The absence of typical song structures is both a curse and a boon to the band’s sound. Within the genre overall, there is a seeming tendency to write a number of breakdowns and then string them together with slow builds. Thankfully, Laugh Tracks
generally steers clear of this trend, and manages to create a number of tracks with charmingly idiosyncratically additions. The bass interludes of 'Oblivion’s Peak' and 'Deadringer' are notable examples, the thrum of the bass every bit as heavy as needs be to fill the void. A barrage of instruments does not create heaviness, and Knocked Loose clearly understand this, choosing to rely on tone and production rather than the wall of sound many heavy bands try hard to incorporate effectively. Best noted on tracks such as 'Blood Will Have Blood' and 'Billy No Mates', these instrumental segues are appropriate and provide brief melodic respite from the chaos. The release’s fleeting length is another plus, as tracks are punchy and contained, rather than straining for the ‘brooding’ edge that is becoming popular on the scene. The essence of Laugh Tracks
is the attitude; the listener believes in the album’s energy and aggression, and that’s 80% of the work accomplished. 'Counting Worms' and 'No Thanks', express this sentiment perfectly- calculatedly brief, but caustic enough to leave a convincing mark amidst the albums other tracks. The experience overall is not clever, and it doesn’t want to be- it simply wishes to take advantage of the fact the listener has the same capacity for anger as is expressed on the album, and in that, it is a very successful venture.
is unadulterated rage, in sonic form. Anger is the most basic form of emotion in the human spectrum. Your boss gives you a hard time? Anger. Your internet cuts out? Anger. Your girl cheats on you? Anger. It is a response that acts as a base layer to virtually every negative emotion, and this is what the album understands. It doesn’t require you to make sense of it, decipher it, or understand it. It doesn’t demand anything, but your attention. A continuation of sorts of the band’s massively underrated EP, Pop Culture
, Laugh Tracks

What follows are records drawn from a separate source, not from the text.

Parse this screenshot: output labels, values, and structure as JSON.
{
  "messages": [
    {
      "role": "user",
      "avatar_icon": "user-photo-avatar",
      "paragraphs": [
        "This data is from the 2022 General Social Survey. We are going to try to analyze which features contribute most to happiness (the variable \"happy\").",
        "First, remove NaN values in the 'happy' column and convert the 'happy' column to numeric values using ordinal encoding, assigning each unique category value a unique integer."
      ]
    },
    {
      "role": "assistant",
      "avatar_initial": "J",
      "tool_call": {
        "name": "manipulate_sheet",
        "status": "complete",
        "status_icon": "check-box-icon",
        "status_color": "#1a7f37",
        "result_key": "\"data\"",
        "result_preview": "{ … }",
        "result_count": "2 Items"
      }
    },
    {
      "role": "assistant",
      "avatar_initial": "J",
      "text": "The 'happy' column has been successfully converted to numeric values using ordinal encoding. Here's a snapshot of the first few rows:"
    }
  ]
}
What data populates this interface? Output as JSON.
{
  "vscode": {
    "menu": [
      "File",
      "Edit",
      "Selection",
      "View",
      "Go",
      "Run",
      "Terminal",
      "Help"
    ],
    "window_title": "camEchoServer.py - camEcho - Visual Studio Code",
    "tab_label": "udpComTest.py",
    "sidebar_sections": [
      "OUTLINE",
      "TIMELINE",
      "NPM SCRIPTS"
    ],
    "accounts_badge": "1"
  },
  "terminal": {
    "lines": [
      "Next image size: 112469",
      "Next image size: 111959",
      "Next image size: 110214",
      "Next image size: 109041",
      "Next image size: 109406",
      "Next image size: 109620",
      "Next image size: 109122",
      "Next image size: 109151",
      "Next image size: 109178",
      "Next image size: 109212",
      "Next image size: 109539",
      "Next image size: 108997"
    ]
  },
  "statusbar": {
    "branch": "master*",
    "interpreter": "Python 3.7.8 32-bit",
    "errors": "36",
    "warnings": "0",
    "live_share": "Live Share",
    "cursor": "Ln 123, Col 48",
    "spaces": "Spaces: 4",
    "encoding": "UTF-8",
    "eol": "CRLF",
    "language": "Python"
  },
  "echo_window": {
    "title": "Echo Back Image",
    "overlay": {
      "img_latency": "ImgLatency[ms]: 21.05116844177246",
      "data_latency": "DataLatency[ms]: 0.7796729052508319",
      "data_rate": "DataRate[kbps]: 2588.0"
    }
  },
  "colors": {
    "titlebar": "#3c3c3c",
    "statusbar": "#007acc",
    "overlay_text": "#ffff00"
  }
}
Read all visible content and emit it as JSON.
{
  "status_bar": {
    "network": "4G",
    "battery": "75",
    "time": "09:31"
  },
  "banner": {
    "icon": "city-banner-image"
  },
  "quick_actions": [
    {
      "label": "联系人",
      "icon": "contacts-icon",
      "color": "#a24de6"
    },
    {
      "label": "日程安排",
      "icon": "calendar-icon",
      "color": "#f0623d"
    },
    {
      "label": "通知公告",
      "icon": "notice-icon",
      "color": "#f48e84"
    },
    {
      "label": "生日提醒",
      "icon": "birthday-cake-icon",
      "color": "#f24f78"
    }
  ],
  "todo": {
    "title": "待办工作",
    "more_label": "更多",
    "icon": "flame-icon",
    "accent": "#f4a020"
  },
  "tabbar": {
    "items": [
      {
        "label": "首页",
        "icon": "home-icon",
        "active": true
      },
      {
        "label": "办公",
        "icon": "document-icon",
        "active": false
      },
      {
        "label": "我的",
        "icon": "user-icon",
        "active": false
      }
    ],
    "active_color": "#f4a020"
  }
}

engineers the same style, and incorporates a few other elements into the sound that doesn’t progress the band’s sound so much as thrash around in the pit they’ve already carved out for themselves. This pit is comprised entirely of youthful rage, and such a thing it is too. It allows a confused, warped view of the world to find meaning in the most mundane of things, and for ones in their youth, that sort of thing matters. However, to paraphrase comedian Brendan Burns, as you get older, mustering up fake anger is exhausting. You no longer really identify with the sense of rebellion that comes neatly packaged and ready to let loose. Still, for those jaded with the state of affairs in the world, and generally unaffected by attempted emotionality in the media, it is a rare treat when a release manages to rekindle that burning hatred that sits supressed at the base of your soul- and with Laugh Tracks
, there’s every chance that such a resurgence will happen. If enough people feel the same thing…. well, that’s more or less how punk began in the first place. Whether intentionally or otherwise, Knocked Loose have tapped into the mainline supplying hardcore with its’ bile, and purified it to a clarity that has no agenda or purpose, but to repeatedly kick your ass.